A “watch party” has been set up in Gwynn Oak to view the potentially historic White House Conference on Hunger, Nutrition and Health
Above: Bmore Community Food director J.C. Faulk stands besides boxes of food and household necessities distributed during the Covid pandemic. (Timothy Dashiell)
Three activist groups are hosting a free in-person “watch party” tomorrow (Wednesday, 9/28) at the Liberty Village Project, 3901 Maine Avenue, to observe in real time the White House Conference on Hunger, Nutrition and Health.
The first (and until now only) White House conference on hunger and health was held in 1969 and led to the creation of WIC (the special supplemental nutrition program for low-income families), school lunches and nutritional information on food labels.
Tomorrow’s conference, hosted by President Joe Biden and featuring World Central Kitchen founder José Andrés, aims to end hunger by 2030 and reduce diet-related diseases, such as obesity, diabetes and hypertension, that have become leading causes of death among Americans.
Part of the White House strategy is to provide a platform for groups to form satellite events in their own communities, according to Kim Trueheart, director of Liberty Village Project, who has arranged to livestream the event with BMoreAg and Baltimore Gift Economy.
The watch party will start at 9:30 a.m. and will include a light breakfast and lunch.

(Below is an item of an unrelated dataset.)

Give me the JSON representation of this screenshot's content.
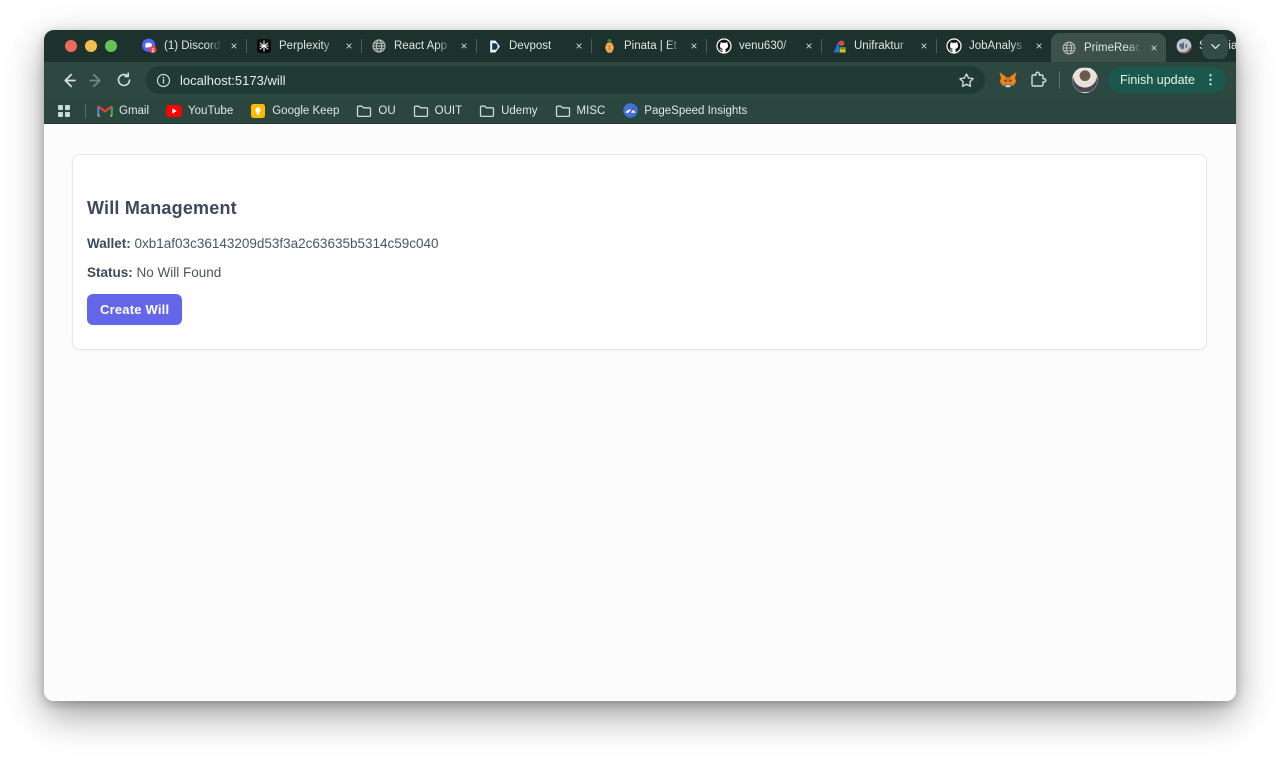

For the most part, activists will focus on debating and developing strategies to close the gap in health outcomes among marginalized communities, according to Baltimore Gift Economy co-founder Ulysses Archie Jr.
“From homelessness to food apartheid, our children are kept from achieving quality of life and optimal health,” he said in a written release.
Biden is expected tomorrow to unveil a series of executive actions, including directives for the Food and Drug Administration to roll out new nutrition guidelines, and will challenge private and philanthropic groups to address the social determinants of health and hunger.
Several key sections of the president’s plan rests on Congress to pass legislation, including efforts to expand the number of children who can receive free school meals, the subject of an extended political fight.